motuproprio said...

First I would not deliberately invite those unable to receive communion (for whatever reason) to come forward at the distribution of the Blessed Sacrament. Second, I would, at a pinch, concede that a priest (but not an extraordinary minister) might silently make the sign of the cross with a host over someone who proffers neither hand nor tongue. As for the practice of Extraordinary Ministers giving a blessing, that appears to be error compounded!

Joshua said...

Whatever happened to staying in one's pew if one is not going forward to receive Communion?

It is silly, as a moment's thought will show, to come forward if one is not going to receive - for, after all, the priest blesses everyone at the end, and so there is no point in blessing non-communicants singly during the distribution of Communion.

Arguably, pressure on all and sundry to come forward can lead to people being troubled in conscience.

Instead, those who do not go forward can use the time to pray, make a spiritual communion, join in the singing, etc.

Far better!

Pastor in Valle said...

You know; I really can't see what all the fuss is about. Yes, I don't go up for blessings if for whatever reason I'm not receiving, but I've no objection to giving them. At least there is a recognition that it is not appropriate for all to receive.

Katherine said...

It is sad that this particular lady wasn't able to receive Communion at Mass, not because you were "imposing our cruel dogma" on her but because it demonstrates so very, very vividly the great, gaping divisions between Christians! As painful as it may be to admit we are not all one Body, not in communion with one another; we are fractured. If we are to repair these wounds we have to first acknowledge this separation and then try and do something about it. Priests who "invite" non-Catholics to Communion are, effectively, halting any progress or, at the very least, pretending that there is no need for any.

My parish priest, in response to people asking him whether non-Catholic Christians could receive Communion posted the following on his blog...

"Holy Communion is many things to many people. For Catholics it is at least a two-fold experience:

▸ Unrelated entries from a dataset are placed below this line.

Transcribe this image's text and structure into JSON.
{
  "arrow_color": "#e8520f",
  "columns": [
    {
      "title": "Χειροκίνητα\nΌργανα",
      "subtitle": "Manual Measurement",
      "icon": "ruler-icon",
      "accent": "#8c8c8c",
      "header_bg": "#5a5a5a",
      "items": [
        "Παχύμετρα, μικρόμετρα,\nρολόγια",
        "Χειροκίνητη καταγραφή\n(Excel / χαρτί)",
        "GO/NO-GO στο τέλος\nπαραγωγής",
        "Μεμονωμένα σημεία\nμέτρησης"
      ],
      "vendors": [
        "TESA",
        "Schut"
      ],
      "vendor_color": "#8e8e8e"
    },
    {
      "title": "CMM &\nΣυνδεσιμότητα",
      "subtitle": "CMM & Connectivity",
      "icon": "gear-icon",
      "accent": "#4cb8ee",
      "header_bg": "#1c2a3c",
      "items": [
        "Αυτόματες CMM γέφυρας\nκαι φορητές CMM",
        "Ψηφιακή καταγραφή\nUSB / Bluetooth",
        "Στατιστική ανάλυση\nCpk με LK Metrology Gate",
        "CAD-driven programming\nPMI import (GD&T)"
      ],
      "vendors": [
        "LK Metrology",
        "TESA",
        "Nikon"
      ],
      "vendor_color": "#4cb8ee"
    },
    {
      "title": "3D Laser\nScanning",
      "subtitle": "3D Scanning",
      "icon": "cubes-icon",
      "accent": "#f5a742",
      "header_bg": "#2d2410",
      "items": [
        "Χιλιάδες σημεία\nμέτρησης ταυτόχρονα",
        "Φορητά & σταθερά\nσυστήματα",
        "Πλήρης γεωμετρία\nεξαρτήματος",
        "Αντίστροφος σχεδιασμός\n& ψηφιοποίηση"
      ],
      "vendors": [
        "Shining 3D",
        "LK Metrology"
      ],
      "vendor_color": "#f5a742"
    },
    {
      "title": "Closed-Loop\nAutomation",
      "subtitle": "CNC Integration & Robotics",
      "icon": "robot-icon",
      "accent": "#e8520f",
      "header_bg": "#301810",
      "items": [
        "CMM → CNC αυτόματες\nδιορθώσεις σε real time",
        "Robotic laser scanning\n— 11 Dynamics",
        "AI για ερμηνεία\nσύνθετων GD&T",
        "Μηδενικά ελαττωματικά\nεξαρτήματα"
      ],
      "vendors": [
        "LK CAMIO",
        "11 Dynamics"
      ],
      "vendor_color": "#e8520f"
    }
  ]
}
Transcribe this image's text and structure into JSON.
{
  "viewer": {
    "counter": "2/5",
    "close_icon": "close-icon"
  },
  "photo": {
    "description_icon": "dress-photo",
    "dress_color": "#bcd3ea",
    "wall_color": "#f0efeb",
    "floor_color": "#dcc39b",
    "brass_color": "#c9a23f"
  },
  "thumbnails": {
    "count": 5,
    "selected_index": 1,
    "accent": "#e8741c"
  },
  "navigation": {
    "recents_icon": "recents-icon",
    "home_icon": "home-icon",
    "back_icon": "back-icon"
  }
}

1 The individual's communion with Christ, through receiving the Body, Blood, Soul and Divinity of that same Christ under the forms of bread and wine. Clearly, communion with Christ is communion with the Trinity and so a full experience of the Living God. (If interested, see Code of Canon Law).

2 The individual's communion with fellow-Catholics through the sharing of their mutual communion with Christ: feeding, as it were, from the same table and of the same food strengthens and signifies the aspect of belonging and community for those who take part."